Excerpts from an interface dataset
◇ ◇ ◇ ◇ ◇

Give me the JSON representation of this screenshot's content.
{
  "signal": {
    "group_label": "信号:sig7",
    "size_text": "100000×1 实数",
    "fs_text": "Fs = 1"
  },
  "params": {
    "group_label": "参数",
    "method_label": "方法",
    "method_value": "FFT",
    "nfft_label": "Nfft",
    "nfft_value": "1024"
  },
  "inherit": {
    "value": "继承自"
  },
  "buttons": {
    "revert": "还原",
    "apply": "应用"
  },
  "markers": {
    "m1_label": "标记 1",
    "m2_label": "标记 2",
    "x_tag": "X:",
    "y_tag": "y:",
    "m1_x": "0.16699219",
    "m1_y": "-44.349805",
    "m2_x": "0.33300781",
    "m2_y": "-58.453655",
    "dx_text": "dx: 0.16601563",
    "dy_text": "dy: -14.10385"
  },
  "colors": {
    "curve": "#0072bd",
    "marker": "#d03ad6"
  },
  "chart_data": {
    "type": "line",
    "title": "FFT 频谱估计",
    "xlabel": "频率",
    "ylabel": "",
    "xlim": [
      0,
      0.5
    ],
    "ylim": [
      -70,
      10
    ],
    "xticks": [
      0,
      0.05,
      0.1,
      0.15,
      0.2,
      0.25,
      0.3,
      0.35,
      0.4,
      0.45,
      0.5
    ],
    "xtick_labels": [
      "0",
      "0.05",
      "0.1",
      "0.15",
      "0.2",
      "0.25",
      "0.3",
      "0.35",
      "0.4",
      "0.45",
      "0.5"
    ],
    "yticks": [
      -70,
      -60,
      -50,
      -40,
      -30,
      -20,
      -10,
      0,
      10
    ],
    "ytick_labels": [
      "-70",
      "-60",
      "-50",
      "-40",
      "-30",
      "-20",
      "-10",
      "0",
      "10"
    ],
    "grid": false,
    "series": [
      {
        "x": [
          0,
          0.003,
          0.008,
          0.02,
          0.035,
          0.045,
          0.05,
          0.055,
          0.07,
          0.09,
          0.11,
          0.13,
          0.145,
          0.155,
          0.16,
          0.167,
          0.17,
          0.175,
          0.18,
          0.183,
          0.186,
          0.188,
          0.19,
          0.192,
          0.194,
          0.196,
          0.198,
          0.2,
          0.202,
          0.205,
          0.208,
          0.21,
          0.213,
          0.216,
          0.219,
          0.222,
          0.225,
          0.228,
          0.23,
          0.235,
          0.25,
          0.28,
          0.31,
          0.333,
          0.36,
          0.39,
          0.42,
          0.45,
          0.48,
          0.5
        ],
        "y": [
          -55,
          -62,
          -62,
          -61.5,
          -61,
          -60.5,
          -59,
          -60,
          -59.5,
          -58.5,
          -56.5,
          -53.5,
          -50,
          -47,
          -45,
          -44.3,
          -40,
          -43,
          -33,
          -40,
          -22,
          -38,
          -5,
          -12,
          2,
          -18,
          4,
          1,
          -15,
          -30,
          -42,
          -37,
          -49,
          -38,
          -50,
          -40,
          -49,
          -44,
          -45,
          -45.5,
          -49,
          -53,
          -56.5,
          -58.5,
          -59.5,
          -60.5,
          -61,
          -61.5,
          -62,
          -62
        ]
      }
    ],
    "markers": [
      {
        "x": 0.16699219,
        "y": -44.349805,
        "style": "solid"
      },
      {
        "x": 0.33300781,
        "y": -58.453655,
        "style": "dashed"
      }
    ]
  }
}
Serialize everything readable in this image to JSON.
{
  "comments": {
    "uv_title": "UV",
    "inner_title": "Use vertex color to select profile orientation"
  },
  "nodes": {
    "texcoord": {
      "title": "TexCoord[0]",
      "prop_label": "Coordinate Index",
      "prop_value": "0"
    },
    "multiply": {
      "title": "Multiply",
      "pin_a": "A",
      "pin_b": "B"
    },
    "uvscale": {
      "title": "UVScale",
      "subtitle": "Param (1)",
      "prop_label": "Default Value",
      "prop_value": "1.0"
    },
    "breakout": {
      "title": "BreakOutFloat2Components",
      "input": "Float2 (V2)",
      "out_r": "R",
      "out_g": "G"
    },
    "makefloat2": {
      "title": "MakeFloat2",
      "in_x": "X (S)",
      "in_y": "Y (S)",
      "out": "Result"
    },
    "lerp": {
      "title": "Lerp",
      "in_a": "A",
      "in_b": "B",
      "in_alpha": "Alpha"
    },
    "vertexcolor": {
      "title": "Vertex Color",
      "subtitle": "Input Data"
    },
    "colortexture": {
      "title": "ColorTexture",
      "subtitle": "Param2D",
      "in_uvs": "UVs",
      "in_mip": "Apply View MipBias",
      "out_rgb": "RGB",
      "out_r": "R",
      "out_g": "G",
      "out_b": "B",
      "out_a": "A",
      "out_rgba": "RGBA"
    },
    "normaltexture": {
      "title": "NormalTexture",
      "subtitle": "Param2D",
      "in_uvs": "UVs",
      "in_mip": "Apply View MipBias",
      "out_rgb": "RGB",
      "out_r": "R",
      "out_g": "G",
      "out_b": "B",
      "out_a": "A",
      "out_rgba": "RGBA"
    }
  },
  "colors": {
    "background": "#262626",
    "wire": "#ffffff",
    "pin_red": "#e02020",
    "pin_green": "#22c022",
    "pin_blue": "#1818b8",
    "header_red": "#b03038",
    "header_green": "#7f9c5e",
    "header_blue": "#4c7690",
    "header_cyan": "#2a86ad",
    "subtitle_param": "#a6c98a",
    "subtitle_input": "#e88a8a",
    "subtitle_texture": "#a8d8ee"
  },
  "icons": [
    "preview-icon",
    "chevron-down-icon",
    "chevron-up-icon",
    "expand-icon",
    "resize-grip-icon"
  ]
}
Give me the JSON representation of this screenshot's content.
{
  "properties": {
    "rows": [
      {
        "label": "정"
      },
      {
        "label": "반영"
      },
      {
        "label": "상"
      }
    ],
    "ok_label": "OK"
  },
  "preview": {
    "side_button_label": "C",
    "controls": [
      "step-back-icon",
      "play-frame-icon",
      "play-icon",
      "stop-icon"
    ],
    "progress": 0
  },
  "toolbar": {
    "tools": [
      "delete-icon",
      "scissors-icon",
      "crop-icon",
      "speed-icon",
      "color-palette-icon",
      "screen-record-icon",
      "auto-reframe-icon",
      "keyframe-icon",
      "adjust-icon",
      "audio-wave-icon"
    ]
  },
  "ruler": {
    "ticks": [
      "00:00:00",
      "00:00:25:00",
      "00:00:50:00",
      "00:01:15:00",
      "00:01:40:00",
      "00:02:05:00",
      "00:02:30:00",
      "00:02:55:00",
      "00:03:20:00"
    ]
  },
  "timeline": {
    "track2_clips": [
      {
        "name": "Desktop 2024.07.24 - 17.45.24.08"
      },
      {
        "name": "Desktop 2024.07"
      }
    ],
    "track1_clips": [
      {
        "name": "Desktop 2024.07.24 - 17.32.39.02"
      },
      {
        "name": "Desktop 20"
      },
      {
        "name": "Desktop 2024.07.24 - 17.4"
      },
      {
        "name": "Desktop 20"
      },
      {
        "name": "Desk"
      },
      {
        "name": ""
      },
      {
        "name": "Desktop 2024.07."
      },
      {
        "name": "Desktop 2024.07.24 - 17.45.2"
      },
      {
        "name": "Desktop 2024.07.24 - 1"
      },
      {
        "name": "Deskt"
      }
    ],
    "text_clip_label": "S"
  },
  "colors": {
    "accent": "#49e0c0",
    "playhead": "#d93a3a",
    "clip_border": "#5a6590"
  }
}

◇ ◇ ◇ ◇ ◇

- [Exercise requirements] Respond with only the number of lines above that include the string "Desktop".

- [Task answer] 9